■ TASK TO CARRY OUT
Only the number should be given: how many lines below contain "Public".

■ Entries from a dataset of interfaces
Segment Open

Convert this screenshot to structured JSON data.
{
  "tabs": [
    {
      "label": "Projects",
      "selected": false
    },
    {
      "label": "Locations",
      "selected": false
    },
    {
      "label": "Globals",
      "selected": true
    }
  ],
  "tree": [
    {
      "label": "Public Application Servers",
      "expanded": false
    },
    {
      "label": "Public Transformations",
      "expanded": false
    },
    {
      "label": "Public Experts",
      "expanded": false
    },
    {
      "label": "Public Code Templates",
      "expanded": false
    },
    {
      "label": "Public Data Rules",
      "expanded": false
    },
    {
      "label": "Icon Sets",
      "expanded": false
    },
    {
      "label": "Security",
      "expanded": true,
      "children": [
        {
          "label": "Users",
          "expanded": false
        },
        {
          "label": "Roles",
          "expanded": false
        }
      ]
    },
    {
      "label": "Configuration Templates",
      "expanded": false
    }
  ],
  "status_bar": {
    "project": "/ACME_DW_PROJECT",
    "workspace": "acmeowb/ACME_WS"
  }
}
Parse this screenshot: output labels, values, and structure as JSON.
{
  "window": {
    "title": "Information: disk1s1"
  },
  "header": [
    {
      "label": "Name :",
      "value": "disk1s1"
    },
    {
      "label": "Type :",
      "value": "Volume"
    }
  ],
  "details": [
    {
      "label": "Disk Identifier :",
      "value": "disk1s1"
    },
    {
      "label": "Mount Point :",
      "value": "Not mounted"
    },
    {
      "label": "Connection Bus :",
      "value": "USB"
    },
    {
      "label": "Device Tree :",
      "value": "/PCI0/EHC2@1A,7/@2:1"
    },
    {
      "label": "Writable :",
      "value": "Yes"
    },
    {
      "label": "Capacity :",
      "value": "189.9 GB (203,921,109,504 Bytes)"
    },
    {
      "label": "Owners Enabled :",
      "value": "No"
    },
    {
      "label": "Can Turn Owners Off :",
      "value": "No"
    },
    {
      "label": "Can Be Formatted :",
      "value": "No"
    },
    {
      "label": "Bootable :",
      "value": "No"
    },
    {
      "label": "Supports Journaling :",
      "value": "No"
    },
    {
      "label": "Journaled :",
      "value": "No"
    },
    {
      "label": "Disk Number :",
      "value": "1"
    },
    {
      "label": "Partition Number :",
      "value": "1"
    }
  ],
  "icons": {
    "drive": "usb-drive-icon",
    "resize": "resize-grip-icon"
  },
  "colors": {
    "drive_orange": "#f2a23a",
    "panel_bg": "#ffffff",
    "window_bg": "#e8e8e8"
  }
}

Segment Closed

■ TASK ANSWER
5